Focus stacking starts as any photograph does – choosing your subject and composition.
Mount your camera on a tripod to maintain the same scene throughout your shots. You can take hand-held images for focus stacking, but you will need to be more careful when maintaining the composition.
Next, set your exposure. Ideally, try to avoid changing the exposure as you will have to work harder to standardise exposure when blending images in post-production.
Once you are happy with your camera setting, you can start to shoot your series of images. Start by focusing on the nearest part of your scene. Take your first shot, and make sure not to change your settings or composition.
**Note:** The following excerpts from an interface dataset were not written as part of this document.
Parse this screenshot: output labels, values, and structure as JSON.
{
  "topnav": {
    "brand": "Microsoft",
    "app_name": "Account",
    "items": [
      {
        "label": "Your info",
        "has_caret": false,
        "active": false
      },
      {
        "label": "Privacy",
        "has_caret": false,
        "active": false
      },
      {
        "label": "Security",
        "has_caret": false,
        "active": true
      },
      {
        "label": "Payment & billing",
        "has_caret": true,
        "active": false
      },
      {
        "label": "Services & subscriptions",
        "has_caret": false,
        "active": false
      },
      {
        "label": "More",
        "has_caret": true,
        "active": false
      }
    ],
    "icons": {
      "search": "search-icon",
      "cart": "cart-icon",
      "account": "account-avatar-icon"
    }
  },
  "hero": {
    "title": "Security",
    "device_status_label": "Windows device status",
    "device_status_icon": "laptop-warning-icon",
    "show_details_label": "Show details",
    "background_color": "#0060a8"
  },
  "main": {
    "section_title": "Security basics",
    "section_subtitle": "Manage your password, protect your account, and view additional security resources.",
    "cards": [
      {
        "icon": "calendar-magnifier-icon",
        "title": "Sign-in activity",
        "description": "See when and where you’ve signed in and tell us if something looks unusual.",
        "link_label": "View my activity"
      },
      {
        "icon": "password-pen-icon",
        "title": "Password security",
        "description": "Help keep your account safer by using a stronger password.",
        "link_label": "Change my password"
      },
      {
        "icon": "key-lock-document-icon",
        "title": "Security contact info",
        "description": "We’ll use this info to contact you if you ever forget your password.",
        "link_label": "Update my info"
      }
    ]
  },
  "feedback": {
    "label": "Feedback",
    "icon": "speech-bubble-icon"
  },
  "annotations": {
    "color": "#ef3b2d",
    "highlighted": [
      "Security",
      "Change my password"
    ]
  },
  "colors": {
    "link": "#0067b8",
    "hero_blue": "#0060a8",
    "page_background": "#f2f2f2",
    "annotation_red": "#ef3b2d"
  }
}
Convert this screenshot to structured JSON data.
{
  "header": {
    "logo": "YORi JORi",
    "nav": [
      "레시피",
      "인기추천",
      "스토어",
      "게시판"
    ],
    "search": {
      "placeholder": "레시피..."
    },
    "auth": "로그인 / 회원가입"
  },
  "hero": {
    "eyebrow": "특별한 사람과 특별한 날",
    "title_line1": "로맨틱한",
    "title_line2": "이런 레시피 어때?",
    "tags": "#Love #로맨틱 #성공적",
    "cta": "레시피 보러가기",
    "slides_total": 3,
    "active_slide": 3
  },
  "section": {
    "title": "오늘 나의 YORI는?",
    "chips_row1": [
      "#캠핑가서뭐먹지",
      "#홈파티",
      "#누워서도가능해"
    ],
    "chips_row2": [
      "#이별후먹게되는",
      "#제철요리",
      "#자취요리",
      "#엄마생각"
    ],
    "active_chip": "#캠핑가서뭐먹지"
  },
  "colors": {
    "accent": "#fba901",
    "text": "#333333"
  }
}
Now all that’s left to do is to take the remaining images, moving your focus incrementally across the scene from front to back.
If you are shooting lots of images on the same day/same memory card, it helps to use an image as a marker for when you start and finish your series for focus stacking. I tend to take a photograph with my lens cap still on the lens, creating a blacked-out image. I make sure to take one at the start and end of my series of images for focus stacking.
How many images you need to take depends on the scene or subject. Most focus-stacked landscape images only need two or three shots, whereas a macro subject like a butterfly will require several more, especially if you are working at 1:1 magnification or beyond.
If in doubt, err on the side of caution and take more photos than you think necessary.
Once you have all the shots required, you can start to blend them in post-production.
How to focus stack landscape images
Often with landscape photography, we can manage to shoot sharp images at around f/16. However, if you are bringing some interesting foregrounds into the composition, focus stacking will allow you to achieve sharp focus throughout the scene.
If you aren’t sure whether focus stacking is needed, take a test shot with your lens focused at about one-third of the way into the scene, and then review the image. If you zoom in and can see that parts of your shot are blurry or slightly out of focus, then you will need to focus stack.
You can do this by following the steps above, and then stack your images in post-production. To learn about how to blend your images in post-production, follow the steps set out here or here (whilst these tutorials focus on macro and astrophotography, the overall steps are the same).
Read more: Where to Focus in a Landscape Photo
Macro photography focus stacking
If you are photographing the macro world of insects, you can either take images for focus stacking in the field or in a studio set-up.
These articles will take you through the step-by-step processes to follow for pin-sharp macro images, from setting up your shot to blending the images in post-production.
- In the field – How to Focus Stack Macro Photos in the Field
- In the studio – How to Use Focus Stacking for Studio Macro Photography
Focus stacking astrophotography
If you are shooting the night sky, these low-light, long exposure shots can often result in a noisy image. To combat this, we can focus stack our astrophotography shots. By reducing noise in images, we benefit from an improved signal-to-noise ratio (SNR).
A stacked image of a starry night sky will have a much smoother background and improved overall image quality.
The more images you take of the same starry scene, the more detail you can draw out in post-processing. Stacking astrophotography shots will allow you to use shorter exposures at higher ISOs – allowing you to get sharper stars, combat star trailing, and capture more information.
This tutorial will give you a step-by-step guide to help you master focus stacking for astrophotography – How to Stack Star Photos to Reduce Noise in Photoshop
Whether you shoot the macro world of insects or vast starry nightscapes, focus stacking will help you capture clearer images with more detail, giving you sharp images from the closest point in your foreground to the furthest point in the far-off background.
It’s an advanced technique that requires patience and practice, but once you get the hang of it you’ll wonder why you didn’t learn it sooner!
Show us your focus stacked images in the comments below!